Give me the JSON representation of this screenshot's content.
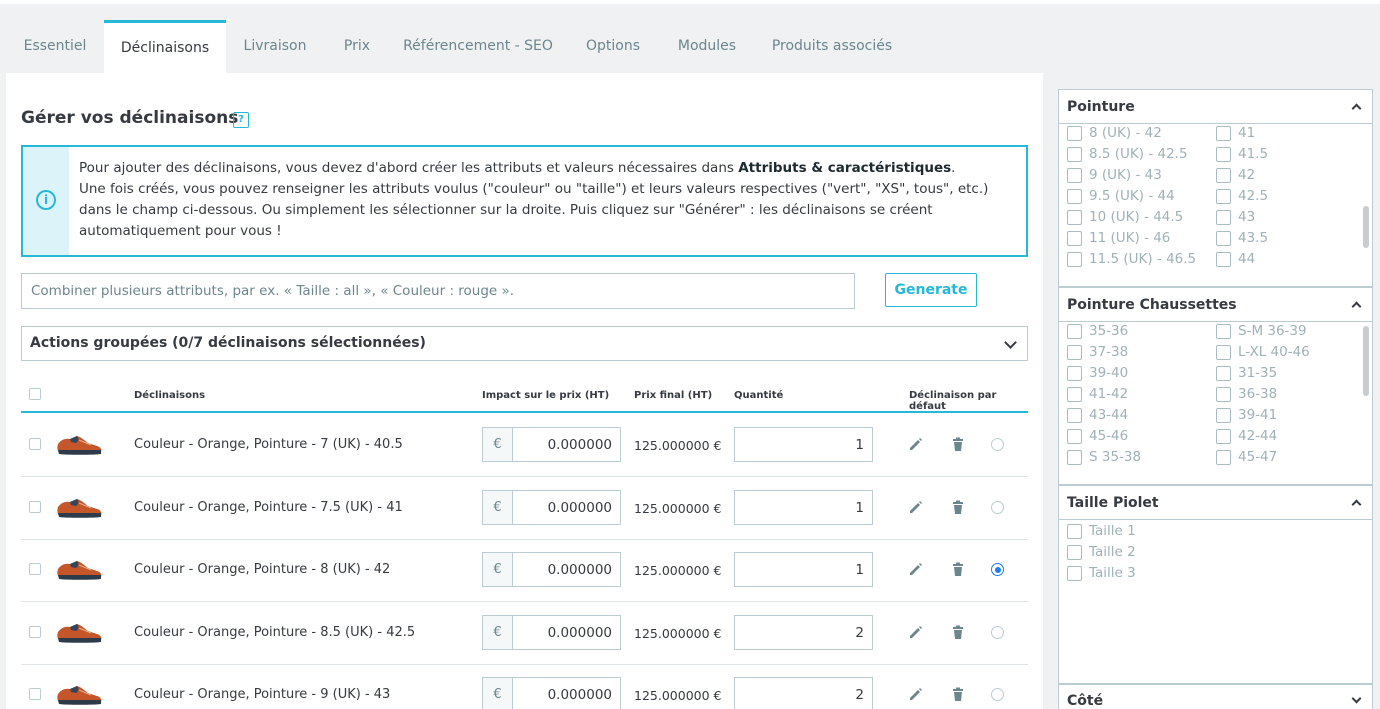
{
  "tabs": [
    {
      "label": "Essentiel"
    },
    {
      "label": "Déclinaisons"
    },
    {
      "label": "Livraison"
    },
    {
      "label": "Prix"
    },
    {
      "label": "Référencement - SEO"
    },
    {
      "label": "Options"
    },
    {
      "label": "Modules"
    },
    {
      "label": "Produits associés"
    }
  ],
  "section": {
    "title": "Gérer vos déclinaisons",
    "help": "?"
  },
  "alert": {
    "line1_pre": "Pour ajouter des déclinaisons, vous devez d'abord créer les attributs et valeurs nécessaires dans ",
    "line1_link": "Attributs & caractéristiques",
    "line1_post": ".",
    "line2": "Une fois créés, vous pouvez renseigner les attributs voulus (\"couleur\" ou \"taille\") et leurs valeurs respectives (\"vert\", \"XS\", tous\", etc.) dans le champ ci-dessous. Ou simplement les sélectionner sur la droite. Puis cliquez sur \"Générer\" : les déclinaisons se créent automatiquement pour vous !"
  },
  "combine": {
    "placeholder": "Combiner plusieurs attributs, par ex. « Taille : all », « Couleur : rouge ».",
    "button": "Generate"
  },
  "bulk": {
    "label": "Actions groupées (0/7 déclinaisons sélectionnées)"
  },
  "table": {
    "headers": {
      "name": "Déclinaisons",
      "impact": "Impact sur le prix (HT)",
      "final": "Prix final (HT)",
      "qty": "Quantité",
      "default": "Déclinaison par défaut"
    },
    "currency": "€",
    "rows": [
      {
        "name": "Couleur - Orange, Pointure - 7 (UK) - 40.5",
        "impact": "0.000000",
        "final": "125.000000 €",
        "qty": "1",
        "default": false
      },
      {
        "name": "Couleur - Orange, Pointure - 7.5 (UK) - 41",
        "impact": "0.000000",
        "final": "125.000000 €",
        "qty": "1",
        "default": false
      },
      {
        "name": "Couleur - Orange, Pointure - 8 (UK) - 42",
        "impact": "0.000000",
        "final": "125.000000 €",
        "qty": "1",
        "default": true
      },
      {
        "name": "Couleur - Orange, Pointure - 8.5 (UK) - 42.5",
        "impact": "0.000000",
        "final": "125.000000 €",
        "qty": "2",
        "default": false
      },
      {
        "name": "Couleur - Orange, Pointure - 9 (UK) - 43",
        "impact": "0.000000",
        "final": "125.000000 €",
        "qty": "2",
        "default": false
      }
    ]
  },
  "panels": {
    "pointure": {
      "title": "Pointure",
      "left": [
        "8 (UK) - 42",
        "8.5 (UK) - 42.5",
        "9 (UK) - 43",
        "9.5 (UK) - 44",
        "10 (UK) - 44.5",
        "11 (UK) - 46",
        "11.5 (UK) - 46.5"
      ],
      "right": [
        "41",
        "41.5",
        "42",
        "42.5",
        "43",
        "43.5",
        "44"
      ]
    },
    "chaussettes": {
      "title": "Pointure Chaussettes",
      "left": [
        "35-36",
        "37-38",
        "39-40",
        "41-42",
        "43-44",
        "45-46",
        "S 35-38"
      ],
      "right": [
        "S-M 36-39",
        "L-XL 40-46",
        "31-35",
        "36-38",
        "39-41",
        "42-44",
        "45-47"
      ]
    },
    "piolet": {
      "title": "Taille Piolet",
      "left": [
        "Taille 1",
        "Taille 2",
        "Taille 3"
      ]
    },
    "cote": {
      "title": "Côté"
    }
  }
}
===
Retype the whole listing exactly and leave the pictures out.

Give me the JSON representation of this screenshot's content.
{
  "tabs": [
    {
      "label": "Essentiel"
    },
    {
      "label": "Déclinaisons"
    },
    {
      "label": "Livraison"
    },
    {
      "label": "Prix"
    },
    {
      "label": "Référencement - SEO"
    },
    {
      "label": "Options"
    },
    {
      "label": "Modules"
    },
    {
      "label": "Produits associés"
    }
  ],
  "section": {
    "title": "Gérer vos déclinaisons",
    "help": "?"
  },
  "alert": {
    "line1_pre": "Pour ajouter des déclinaisons, vous devez d'abord créer les attributs et valeurs nécessaires dans ",
    "line1_link": "Attributs & caractéristiques",
    "line1_post": ".",
    "line2": "Une fois créés, vous pouvez renseigner les attributs voulus (\"couleur\" ou \"taille\") et leurs valeurs respectives (\"vert\", \"XS\", tous\", etc.) dans le champ ci-dessous. Ou simplement les sélectionner sur la droite. Puis cliquez sur \"Générer\" : les déclinaisons se créent automatiquement pour vous !"
  },
  "combine": {
    "placeholder": "Combiner plusieurs attributs, par ex. « Taille : all », « Couleur : rouge ».",
    "button": "Generate"
  },
  "bulk": {
    "label": "Actions groupées (0/7 déclinaisons sélectionnées)"
  },
  "table": {
    "headers": {
      "name": "Déclinaisons",
      "impact": "Impact sur le prix (HT)",
      "final": "Prix final (HT)",
      "qty": "Quantité",
      "default": "Déclinaison par défaut"
    },
    "currency": "€",
    "rows": [
      {
        "name": "Couleur - Orange, Pointure - 7 (UK) - 40.5",
        "impact": "0.000000",
        "final": "125.000000 €",
        "qty": "1",
        "default": false
      },
      {
        "name": "Couleur - Orange, Pointure - 7.5 (UK) - 41",
        "impact": "0.000000",
        "final": "125.000000 €",
        "qty": "1",
        "default": false
      },
      {
        "name": "Couleur - Orange, Pointure - 8 (UK) - 42",
        "impact": "0.000000",
        "final": "125.000000 €",
        "qty": "1",
        "default": true
      },
      {
        "name": "Couleur - Orange, Pointure - 8.5 (UK) - 42.5",
        "impact": "0.000000",
        "final": "125.000000 €",
        "qty": "2",
        "default": false
      },
      {
        "name": "Couleur - Orange, Pointure - 9 (UK) - 43",
        "impact": "0.000000",
        "final": "125.000000 €",
        "qty": "2",
        "default": false
      }
    ]
  },
  "panels": {
    "pointure": {
      "title": "Pointure",
      "left": [
        "8 (UK) - 42",
        "8.5 (UK) - 42.5",
        "9 (UK) - 43",
        "9.5 (UK) - 44",
        "10 (UK) - 44.5",
        "11 (UK) - 46",
        "11.5 (UK) - 46.5"
      ],
      "right": [
        "41",
        "41.5",
        "42",
        "42.5",
        "43",
        "43.5",
        "44"
      ]
    },
    "chaussettes": {
      "title": "Pointure Chaussettes",
      "left": [
        "35-36",
        "37-38",
        "39-40",
        "41-42",
        "43-44",
        "45-46",
        "S 35-38"
      ],
      "right": [
        "S-M 36-39",
        "L-XL 40-46",
        "31-35",
        "36-38",
        "39-41",
        "42-44",
        "45-47"
      ]
    },
    "piolet": {
      "title": "Taille Piolet",
      "left": [
        "Taille 1",
        "Taille 2",
        "Taille 3"
      ]
    },
    "cote": {
      "title": "Côté"
    }
  }
}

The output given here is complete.